Task to carry out
Copy each line of the following material exactly.

Supplied material
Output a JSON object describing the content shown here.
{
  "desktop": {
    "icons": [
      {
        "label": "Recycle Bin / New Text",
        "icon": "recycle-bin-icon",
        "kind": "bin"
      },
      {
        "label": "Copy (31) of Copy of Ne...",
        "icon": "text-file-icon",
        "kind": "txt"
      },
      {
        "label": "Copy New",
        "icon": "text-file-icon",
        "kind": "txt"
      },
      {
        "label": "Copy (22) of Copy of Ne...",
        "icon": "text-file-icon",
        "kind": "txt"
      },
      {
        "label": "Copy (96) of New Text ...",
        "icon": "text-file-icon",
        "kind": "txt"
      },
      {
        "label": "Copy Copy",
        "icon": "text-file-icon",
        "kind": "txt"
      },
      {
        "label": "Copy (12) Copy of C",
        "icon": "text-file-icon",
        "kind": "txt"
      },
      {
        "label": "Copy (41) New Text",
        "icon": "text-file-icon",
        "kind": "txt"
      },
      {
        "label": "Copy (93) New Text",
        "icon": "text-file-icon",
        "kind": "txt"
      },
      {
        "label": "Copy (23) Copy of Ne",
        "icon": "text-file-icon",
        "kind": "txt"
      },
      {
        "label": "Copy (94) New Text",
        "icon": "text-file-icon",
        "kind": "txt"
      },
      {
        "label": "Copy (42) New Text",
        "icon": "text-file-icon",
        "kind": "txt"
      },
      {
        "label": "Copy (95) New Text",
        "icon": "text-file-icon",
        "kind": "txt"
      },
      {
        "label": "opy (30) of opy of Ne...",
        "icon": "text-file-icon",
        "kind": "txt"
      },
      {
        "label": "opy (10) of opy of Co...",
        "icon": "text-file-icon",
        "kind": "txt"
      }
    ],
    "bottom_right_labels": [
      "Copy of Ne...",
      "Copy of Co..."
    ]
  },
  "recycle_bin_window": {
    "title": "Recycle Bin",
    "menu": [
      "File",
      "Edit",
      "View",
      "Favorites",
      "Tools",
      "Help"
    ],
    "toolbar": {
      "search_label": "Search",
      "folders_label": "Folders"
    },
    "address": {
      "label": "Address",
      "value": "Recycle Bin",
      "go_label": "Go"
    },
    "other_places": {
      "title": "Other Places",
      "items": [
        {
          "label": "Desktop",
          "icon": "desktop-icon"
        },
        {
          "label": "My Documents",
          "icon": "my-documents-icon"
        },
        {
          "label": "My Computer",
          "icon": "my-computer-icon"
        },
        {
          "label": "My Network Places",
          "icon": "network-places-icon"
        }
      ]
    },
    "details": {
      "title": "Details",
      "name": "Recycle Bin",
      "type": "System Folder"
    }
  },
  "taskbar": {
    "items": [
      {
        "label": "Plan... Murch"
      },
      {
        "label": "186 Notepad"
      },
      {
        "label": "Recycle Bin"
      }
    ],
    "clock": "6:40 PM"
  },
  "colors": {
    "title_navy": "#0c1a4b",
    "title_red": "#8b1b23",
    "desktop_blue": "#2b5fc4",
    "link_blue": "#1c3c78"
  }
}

Reply to the task
Output a JSON object describing the content shown here.
{
  "desktop": {
    "icons": [
      {
        "label": "Recycle Bin / New Text",
        "icon": "recycle-bin-icon",
        "kind": "bin"
      },
      {
        "label": "Copy (31) of Copy of Ne...",
        "icon": "text-file-icon",
        "kind": "txt"
      },
      {
        "label": "Copy New",
        "icon": "text-file-icon",
        "kind": "txt"
      },
      {
        "label": "Copy (22) of Copy of Ne...",
        "icon": "text-file-icon",
        "kind": "txt"
      },
      {
        "label": "Copy (96) of New Text ...",
        "icon": "text-file-icon",
        "kind": "txt"
      },
      {
        "label": "Copy Copy",
        "icon": "text-file-icon",
        "kind": "txt"
      },
      {
        "label": "Copy (12) Copy of C",
        "icon": "text-file-icon",
        "kind": "txt"
      },
      {
        "label": "Copy (41) New Text",
        "icon": "text-file-icon",
        "kind": "txt"
      },
      {
        "label": "Copy (93) New Text",
        "icon": "text-file-icon",
        "kind": "txt"
      },
      {
        "label": "Copy (23) Copy of Ne",
        "icon": "text-file-icon",
        "kind": "txt"
      },
      {
        "label": "Copy (94) New Text",
        "icon": "text-file-icon",
        "kind": "txt"
      },
      {
        "label": "Copy (42) New Text",
        "icon": "text-file-icon",
        "kind": "txt"
      },
      {
        "label": "Copy (95) New Text",
        "icon": "text-file-icon",
        "kind": "txt"
      },
      {
        "label": "opy (30) of opy of Ne...",
        "icon": "text-file-icon",
        "kind": "txt"
      },
      {
        "label": "opy (10) of opy of Co...",
        "icon": "text-file-icon",
        "kind": "txt"
      }
    ],
    "bottom_right_labels": [
      "Copy of Ne...",
      "Copy of Co..."
    ]
  },
  "recycle_bin_window": {
    "title": "Recycle Bin",
    "menu": [
      "File",
      "Edit",
      "View",
      "Favorites",
      "Tools",
      "Help"
    ],
    "toolbar": {
      "search_label": "Search",
      "folders_label": "Folders"
    },
    "address": {
      "label": "Address",
      "value": "Recycle Bin",
      "go_label": "Go"
    },
    "other_places": {
      "title": "Other Places",
      "items": [
        {
          "label": "Desktop",
          "icon": "desktop-icon"
        },
        {
          "label": "My Documents",
          "icon": "my-documents-icon"
        },
        {
          "label": "My Computer",
          "icon": "my-computer-icon"
        },
        {
          "label": "My Network Places",
          "icon": "network-places-icon"
        }
      ]
    },
    "details": {
      "title": "Details",
      "name": "Recycle Bin",
      "type": "System Folder"
    }
  },
  "taskbar": {
    "items": [
      {
        "label": "Plan... Murch"
      },
      {
        "label": "186 Notepad"
      },
      {
        "label": "Recycle Bin"
      }
    ],
    "clock": "6:40 PM"
  },
  "colors": {
    "title_navy": "#0c1a4b",
    "title_red": "#8b1b23",
    "desktop_blue": "#2b5fc4",
    "link_blue": "#1c3c78"
  }
}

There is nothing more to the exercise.